WHAT IS BEING ASKED
Every record below is to be reproduced exactly.
-- Opening Marker --
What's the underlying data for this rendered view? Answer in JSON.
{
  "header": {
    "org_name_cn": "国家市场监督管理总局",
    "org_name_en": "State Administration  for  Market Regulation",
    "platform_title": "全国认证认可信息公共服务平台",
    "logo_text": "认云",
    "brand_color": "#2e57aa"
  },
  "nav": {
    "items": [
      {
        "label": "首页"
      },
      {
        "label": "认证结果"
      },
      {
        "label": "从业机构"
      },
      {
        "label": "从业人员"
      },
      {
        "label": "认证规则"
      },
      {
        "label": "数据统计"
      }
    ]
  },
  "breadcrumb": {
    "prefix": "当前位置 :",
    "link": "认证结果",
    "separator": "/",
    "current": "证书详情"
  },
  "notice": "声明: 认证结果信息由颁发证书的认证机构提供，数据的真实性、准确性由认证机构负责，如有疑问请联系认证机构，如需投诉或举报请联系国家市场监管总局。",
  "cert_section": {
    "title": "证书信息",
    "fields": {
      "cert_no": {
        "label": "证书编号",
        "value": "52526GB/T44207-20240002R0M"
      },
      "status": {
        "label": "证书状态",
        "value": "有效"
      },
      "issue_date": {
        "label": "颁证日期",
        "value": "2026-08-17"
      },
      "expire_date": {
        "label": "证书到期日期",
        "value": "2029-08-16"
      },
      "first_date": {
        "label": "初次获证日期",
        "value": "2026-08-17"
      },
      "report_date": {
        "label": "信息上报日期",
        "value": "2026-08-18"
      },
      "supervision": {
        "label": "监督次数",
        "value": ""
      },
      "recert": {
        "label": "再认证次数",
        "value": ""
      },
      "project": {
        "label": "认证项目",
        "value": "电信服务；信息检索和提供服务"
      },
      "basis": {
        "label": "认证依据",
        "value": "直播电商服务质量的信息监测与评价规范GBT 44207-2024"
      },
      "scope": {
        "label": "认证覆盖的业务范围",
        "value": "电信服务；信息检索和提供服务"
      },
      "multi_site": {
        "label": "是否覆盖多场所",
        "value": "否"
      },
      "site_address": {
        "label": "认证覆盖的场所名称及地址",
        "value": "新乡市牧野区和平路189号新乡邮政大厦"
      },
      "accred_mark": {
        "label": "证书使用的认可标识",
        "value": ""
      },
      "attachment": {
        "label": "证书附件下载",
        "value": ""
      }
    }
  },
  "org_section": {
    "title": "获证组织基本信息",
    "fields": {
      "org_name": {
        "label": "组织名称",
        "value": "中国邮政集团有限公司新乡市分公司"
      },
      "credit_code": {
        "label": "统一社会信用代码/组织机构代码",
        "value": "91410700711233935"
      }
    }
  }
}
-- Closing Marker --
REPLY
What's the underlying data for this rendered view? Answer in JSON.
{
  "header": {
    "org_name_cn": "国家市场监督管理总局",
    "org_name_en": "State Administration  for  Market Regulation",
    "platform_title": "全国认证认可信息公共服务平台",
    "logo_text": "认云",
    "brand_color": "#2e57aa"
  },
  "nav": {
    "items": [
      {
        "label": "首页"
      },
      {
        "label": "认证结果"
      },
      {
        "label": "从业机构"
      },
      {
        "label": "从业人员"
      },
      {
        "label": "认证规则"
      },
      {
        "label": "数据统计"
      }
    ]
  },
  "breadcrumb": {
    "prefix": "当前位置 :",
    "link": "认证结果",
    "separator": "/",
    "current": "证书详情"
  },
  "notice": "声明: 认证结果信息由颁发证书的认证机构提供，数据的真实性、准确性由认证机构负责，如有疑问请联系认证机构，如需投诉或举报请联系国家市场监管总局。",
  "cert_section": {
    "title": "证书信息",
    "fields": {
      "cert_no": {
        "label": "证书编号",
        "value": "52526GB/T44207-20240002R0M"
      },
      "status": {
        "label": "证书状态",
        "value": "有效"
      },
      "issue_date": {
        "label": "颁证日期",
        "value": "2026-08-17"
      },
      "expire_date": {
        "label": "证书到期日期",
        "value": "2029-08-16"
      },
      "first_date": {
        "label": "初次获证日期",
        "value": "2026-08-17"
      },
      "report_date": {
        "label": "信息上报日期",
        "value": "2026-08-18"
      },
      "supervision": {
        "label": "监督次数",
        "value": ""
      },
      "recert": {
        "label": "再认证次数",
        "value": ""
      },
      "project": {
        "label": "认证项目",
        "value": "电信服务；信息检索和提供服务"
      },
      "basis": {
        "label": "认证依据",
        "value": "直播电商服务质量的信息监测与评价规范GBT 44207-2024"
      },
      "scope": {
        "label": "认证覆盖的业务范围",
        "value": "电信服务；信息检索和提供服务"
      },
      "multi_site": {
        "label": "是否覆盖多场所",
        "value": "否"
      },
      "site_address": {
        "label": "认证覆盖的场所名称及地址",
        "value": "新乡市牧野区和平路189号新乡邮政大厦"
      },
      "accred_mark": {
        "label": "证书使用的认可标识",
        "value": ""
      },
      "attachment": {
        "label": "证书附件下载",
        "value": ""
      }
    }
  },
  "org_section": {
    "title": "获证组织基本信息",
    "fields": {
      "org_name": {
        "label": "组织名称",
        "value": "中国邮政集团有限公司新乡市分公司"
      },
      "credit_code": {
        "label": "统一社会信用代码/组织机构代码",
        "value": "91410700711233935"
      }
    }
  }
}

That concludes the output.